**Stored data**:
--- START ---

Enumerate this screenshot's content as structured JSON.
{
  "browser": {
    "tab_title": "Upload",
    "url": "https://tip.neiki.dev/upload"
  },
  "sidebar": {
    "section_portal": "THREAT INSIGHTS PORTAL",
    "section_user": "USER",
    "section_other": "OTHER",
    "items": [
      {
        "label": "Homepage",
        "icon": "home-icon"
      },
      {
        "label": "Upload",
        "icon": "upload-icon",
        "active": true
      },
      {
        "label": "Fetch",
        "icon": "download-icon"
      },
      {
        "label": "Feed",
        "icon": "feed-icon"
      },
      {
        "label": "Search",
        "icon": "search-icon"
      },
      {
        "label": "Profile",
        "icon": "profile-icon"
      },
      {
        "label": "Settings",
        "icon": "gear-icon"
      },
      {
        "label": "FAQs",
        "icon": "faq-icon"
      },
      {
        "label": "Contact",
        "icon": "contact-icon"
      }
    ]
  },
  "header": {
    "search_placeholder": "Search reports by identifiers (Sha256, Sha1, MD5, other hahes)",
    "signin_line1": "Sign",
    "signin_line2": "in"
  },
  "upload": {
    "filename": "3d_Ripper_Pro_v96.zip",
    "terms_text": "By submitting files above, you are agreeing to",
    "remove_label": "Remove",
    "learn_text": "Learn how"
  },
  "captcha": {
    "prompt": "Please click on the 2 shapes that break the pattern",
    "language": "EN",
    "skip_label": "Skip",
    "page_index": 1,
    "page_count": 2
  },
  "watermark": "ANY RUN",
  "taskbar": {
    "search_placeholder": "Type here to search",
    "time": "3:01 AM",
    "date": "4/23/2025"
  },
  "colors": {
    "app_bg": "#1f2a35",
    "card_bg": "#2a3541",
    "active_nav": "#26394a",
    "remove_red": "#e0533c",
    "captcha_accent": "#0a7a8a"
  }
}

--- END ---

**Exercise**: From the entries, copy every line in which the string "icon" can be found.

**Answer for this exercise**:
        "icon": "home-icon"
        "icon": "upload-icon",
        "icon": "download-icon"
        "icon": "feed-icon"
        "icon": "search-icon"
        "icon": "profile-icon"
        "icon": "gear-icon"
        "icon": "faq-icon"
        "icon": "contact-icon"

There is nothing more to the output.